A New Focus

At the same time, Ben Farmer, when contacted, said there was, to his knowledge, no NGO activity in the city specifically to combat the impact of poverty on coping with Jacobabad’s heatwave. Despite the ingenuity shown by the city’s residents in keeping cool, the problem would still be able to greatly reduce due to foreign aid.

The lack of meaningful aid suggests an unnecessary vacuum in Jacobabad that organizations can fill. While NGO efforts are meaningful, it is key to note that the city’s efforts prioritize citizens and their health. As Jacobabad faces its heat-related challenges head-on, efforts to help must prioritize the people to build on current work toward a safer future.

– Augustus Bambridge-Sutton
Photo: Flickr

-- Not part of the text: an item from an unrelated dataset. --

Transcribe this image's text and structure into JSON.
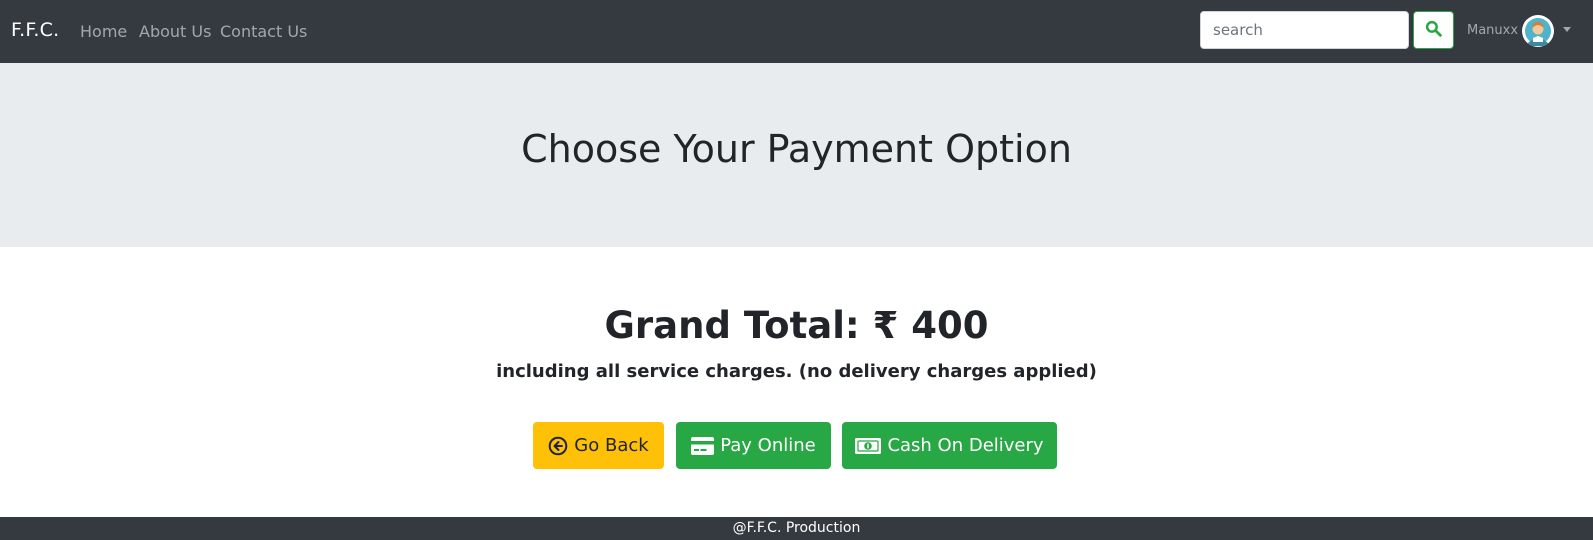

Heat in developing countries
Earth is getting warmer every day and the heat in developing countries can be fatal. There are ways to take the edge off – air-conditioned rooms, pools and shade – and make even the hottest days bearable. This is not to say that Americans are completely safe from heat-related deaths – it kills 800 people per year, disproportionately affecting people of color and migrant workers. Although this number may seem small compared to the toll of cancer and strokes, any deaths from overheating are unacceptable. They are easily preventable with proper education and access to the right information and technologies.

The Dangers of Overheating

However, in countries like India and in the deserts of Africa, where temperatures can reach up to 120 degrees Fahrenheit, the dangers of overheating are everyday realities. The effects of overheating on a population are difficult to measure because overheating exacerbates other diseases. Symptoms affect the heart (causing irregular rhythm), immune system (decreasing white blood cell count) and cause dehydration, which has innumerable other effects. Statisticians estimate that between 1998-2017, over 160,000 people died as a direct result of overheating and heatwaves worldwide. Technologies such as air conditioners would reduce deaths due to heat in developing countries and improve the livelihoods of people. Unfortunately, barriers such as high cost and the unavailability of electricity remain in developing countries. Luckily, several organizations are working to find ways to mitigate these barriers.

Reducing Heat-Induced Deaths

  • The World Health Organization (WHO): WHO already does much to help reduce poverty. It also takes on the challenge of reducing heat in developing countries. WHO looks at how to compactly design buildings with fewer levels to lower cooling costs. It investigates investment into insulation and the positive economic impacts of finding new markets for air conditioning companies. The Maghreb, a region of North Africa, could particularly benefit from an overhaul of cooling systems because of its rich natural resources. This would incentivize more workers to move there, bringing profit to all.
  • Rocky Mountain Institute: RMI aims to reduce the effect of air conditioners on the environment. These environmental effects often impact poorer communities in particular. Typical AC units run on electricity provided by fossil fuels. These fossil fuels warm the planet, creating a positive feedback loop. Providing everyone with access to air conditioners, therefore, as many organizations are doing, may not be enough. People also need to stop organizations from warming the earth and increasing demand even further. The institute concluded that the world needs units that are at least five times as powerful as they are now while using the same amount of energy, and electricity that comes from either solar panels or wind turbines.

Keeping people safe from the real danger of heat in developing countries is a necessary step to increasing productivity and saving lives. Fortunately, heat-related deaths are preventable if well-equipped countries assist third world economies to start producing the technologies that people need, such as air conditioners.

Michael Straus
Photo: Flickr